1993 3rd 12th 2nd 2nd
1994 4th 53rd(t) 3rd 6th
1995 4th 14th(t) 3rd 3rd
1996 6th 9th(t) 3rd 7th
1997 5th 10th(t) 3rd 27th(t)
1998 2nd 19th(t) 2nd 4th(t)
1999 6th 7th(t) 5th 9th(t)
2000 2nd 7th(t) 2nd 5th
2001 2nd 1st 6th 5th
2002 4th 3rd 4th 1st
2003 7th 3rd 6th 4th

1988 1st 6th 1st 1st
1989 1st 1st 1st 1st
1990 2nd 11th 1st 1st
1991 1st 1st 1st 1st
1992 2nd 4th(t) 2nd 1st
1993 1st 1st 1st 1st
1994 2nd 1st 2nd 1st
1995 1st 1st 2nd 1st
1996 1st 1st 1st 1st
1997 2nd 1st 2nd 1st
1998 1st 2nd 5th 22nd(t)
1999 1st 2nd 3rd 5th
2000 4th 4th 3rd 1st
2001 4th 14th 4th 6th
2002 3rd 1st 4th 4th
2003 4th 1st 3rd 1st

1. John McDonnell Arkansas Track & Field 26*
2. Pat Henry LSU Track & Field 25
3-T. Paul “Bear” Bryant Alabama Football 6
3-T. Pat Summitt Tennessee W. Basketball 6
5. Skip Bertman LSU Baseball 5
6. Adolf Rupp Kentucky M. Basketball 4
* In fairness to the accomplishments of Coach McDonnell, his total only indicates the number of national championships his teams have won since joining the SEC in 1991.
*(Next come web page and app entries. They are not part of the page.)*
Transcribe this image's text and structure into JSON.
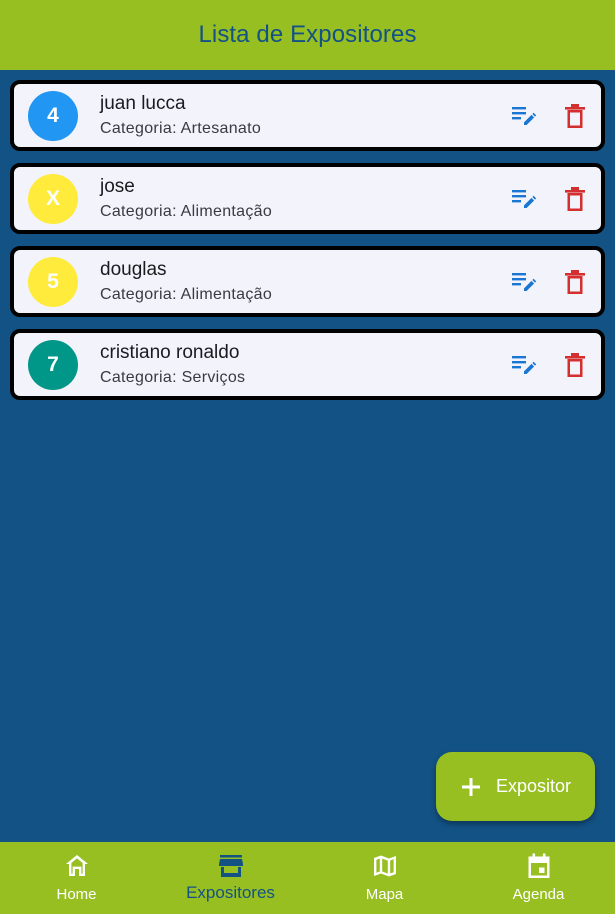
{
  "app_bar": {
    "title": "Lista de Expositores"
  },
  "exhibitors": [
    {
      "avatar_text": "4",
      "avatar_color": "#2196f3",
      "name": "juan lucca",
      "category": "Categoria: Artesanato"
    },
    {
      "avatar_text": "X",
      "avatar_color": "#ffeb3b",
      "name": "jose",
      "category": "Categoria: Alimentação"
    },
    {
      "avatar_text": "5",
      "avatar_color": "#ffeb3b",
      "name": "douglas",
      "category": "Categoria: Alimentação"
    },
    {
      "avatar_text": "7",
      "avatar_color": "#009688",
      "name": "cristiano ronaldo",
      "category": "Categoria: Serviços"
    }
  ],
  "fab": {
    "label": "Expositor",
    "icon": "plus-icon"
  },
  "bottom_nav": {
    "items": [
      {
        "label": "Home",
        "icon": "home-icon"
      },
      {
        "label": "Expositores",
        "icon": "store-icon",
        "active": true
      },
      {
        "label": "Mapa",
        "icon": "map-icon"
      },
      {
        "label": "Agenda",
        "icon": "calendar-icon"
      }
    ]
  },
  "colors": {
    "background": "#135285",
    "bar_green": "#98bf22",
    "edit_blue": "#1976d2",
    "delete_red": "#d32f2f",
    "card_bg": "#f2f3fb"
  },
  "icons": {
    "edit": "edit-note-icon",
    "delete": "trash-icon"
  }
}
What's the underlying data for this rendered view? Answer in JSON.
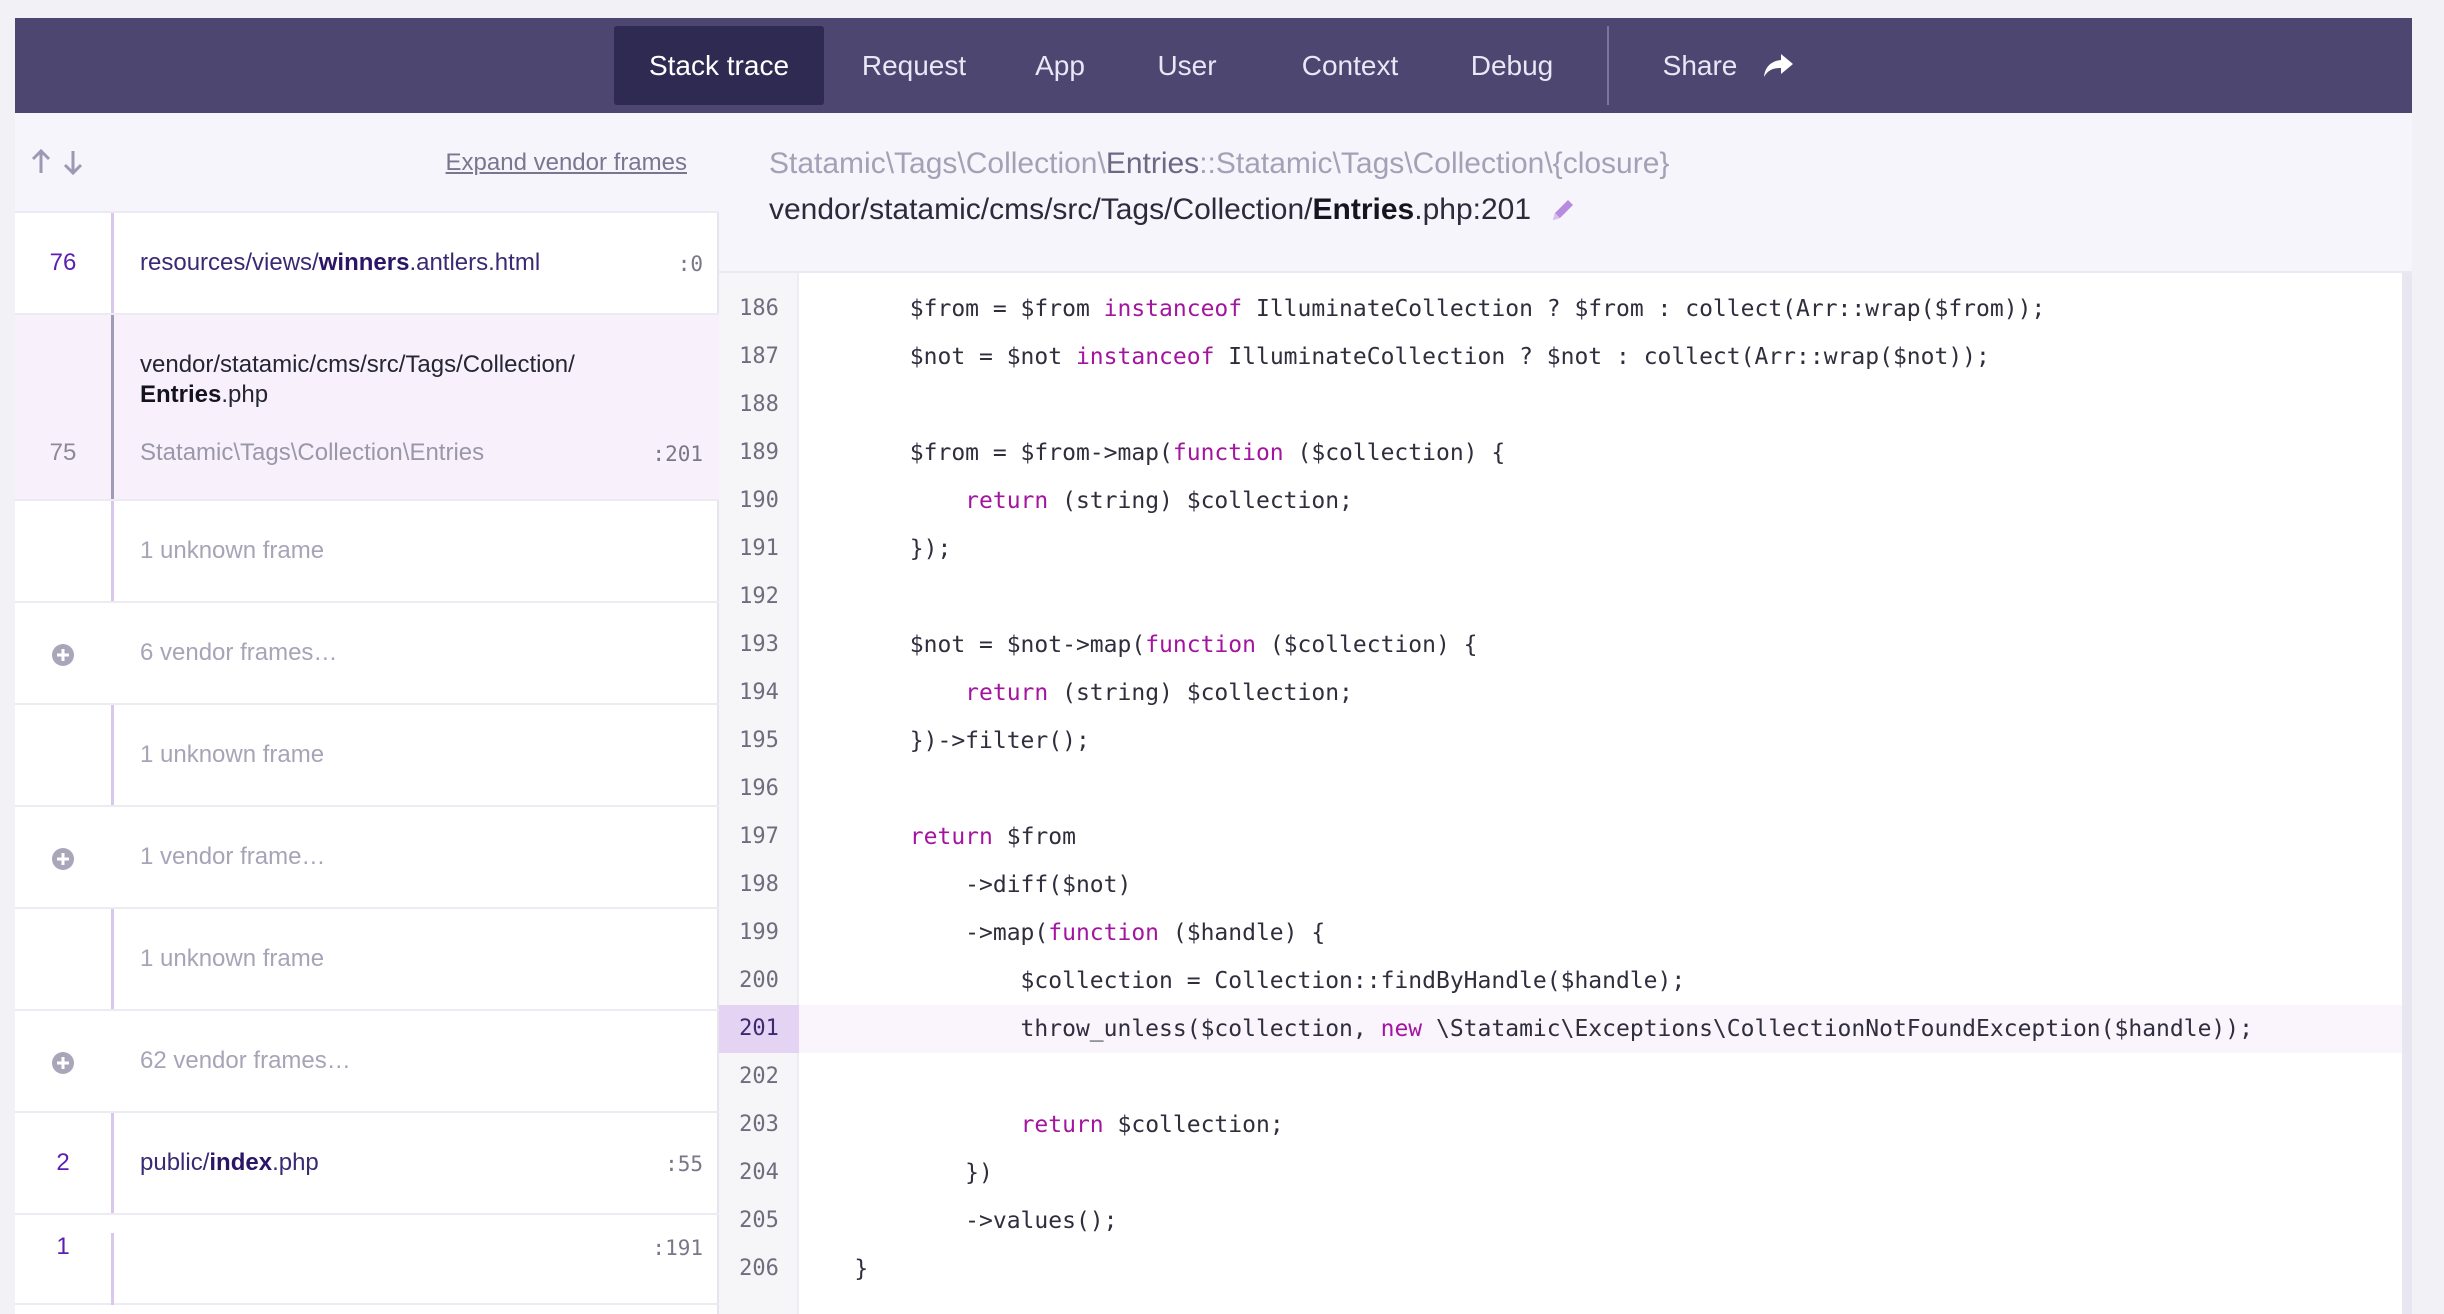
{
  "tabs": {
    "items": [
      {
        "label": "Stack trace",
        "active": true
      },
      {
        "label": "Request",
        "active": false
      },
      {
        "label": "App",
        "active": false
      },
      {
        "label": "User",
        "active": false
      },
      {
        "label": "Context",
        "active": false
      },
      {
        "label": "Debug",
        "active": false
      }
    ],
    "share_label": "Share"
  },
  "stack": {
    "expand_label": "Expand vendor frames",
    "frames": [
      {
        "kind": "app",
        "number": "76",
        "path_prefix": "resources/views/",
        "path_bold": "winners",
        "path_suffix": ".antlers.html",
        "line": ":0"
      },
      {
        "kind": "selected",
        "number": "75",
        "path_line1": "vendor/statamic/cms/src/Tags/Collection/",
        "path_bold": "Entries",
        "path_suffix": ".php",
        "class": "Statamic\\Tags\\Collection\\Entries",
        "line": ":201"
      },
      {
        "kind": "unknown",
        "label": "1 unknown frame"
      },
      {
        "kind": "vendor",
        "label": "6 vendor frames…"
      },
      {
        "kind": "unknown",
        "label": "1 unknown frame"
      },
      {
        "kind": "vendor",
        "label": "1 vendor frame…"
      },
      {
        "kind": "unknown",
        "label": "1 unknown frame"
      },
      {
        "kind": "vendor",
        "label": "62 vendor frames…"
      },
      {
        "kind": "app",
        "number": "2",
        "path_prefix": "public/",
        "path_bold": "index",
        "path_suffix": ".php",
        "line": ":55"
      },
      {
        "kind": "app",
        "number": "1",
        "path_prefix": "",
        "path_bold": "",
        "path_suffix": "",
        "line": ":191"
      }
    ]
  },
  "frame_header": {
    "class_prefix": "Statamic\\Tags\\Collection\\",
    "class_bold": "Entries",
    "class_suffix": "::Statamic\\Tags\\Collection\\{closure}",
    "file_prefix": "vendor/statamic/cms/src/Tags/Collection/",
    "file_bold": "Entries",
    "file_suffix": ".php:201"
  },
  "code": {
    "highlight_line": 201,
    "lines": [
      {
        "n": "186",
        "text": "        $from = $from instanceof IlluminateCollection ? $from : collect(Arr::wrap($from));"
      },
      {
        "n": "187",
        "text": "        $not = $not instanceof IlluminateCollection ? $not : collect(Arr::wrap($not));"
      },
      {
        "n": "188",
        "text": ""
      },
      {
        "n": "189",
        "text": "        $from = $from->map(function ($collection) {"
      },
      {
        "n": "190",
        "text": "            return (string) $collection;"
      },
      {
        "n": "191",
        "text": "        });"
      },
      {
        "n": "192",
        "text": ""
      },
      {
        "n": "193",
        "text": "        $not = $not->map(function ($collection) {"
      },
      {
        "n": "194",
        "text": "            return (string) $collection;"
      },
      {
        "n": "195",
        "text": "        })->filter();"
      },
      {
        "n": "196",
        "text": ""
      },
      {
        "n": "197",
        "text": "        return $from"
      },
      {
        "n": "198",
        "text": "            ->diff($not)"
      },
      {
        "n": "199",
        "text": "            ->map(function ($handle) {"
      },
      {
        "n": "200",
        "text": "                $collection = Collection::findByHandle($handle);"
      },
      {
        "n": "201",
        "text": "                throw_unless($collection, new \\Statamic\\Exceptions\\CollectionNotFoundException($handle));"
      },
      {
        "n": "202",
        "text": ""
      },
      {
        "n": "203",
        "text": "                return $collection;"
      },
      {
        "n": "204",
        "text": "            })"
      },
      {
        "n": "205",
        "text": "            ->values();"
      },
      {
        "n": "206",
        "text": "    }"
      }
    ]
  },
  "colors": {
    "nav_bg": "#4c4670",
    "active_tab_bg": "#2f2a52",
    "keyword": "#a3159e",
    "highlight_gutter": "#e5d3f4"
  }
}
combined totals in all sports
Arkansas 28*
Pat Henry 25
Florida 16
Tennessee 12
Georgia 12
Alabama 10
Kentucky 8
Auburn 2
Ole Miss 1
Mississippi State 0
South Carolina 0*
Vanderbilt 0
*Indicates totals since joining SEC in 1991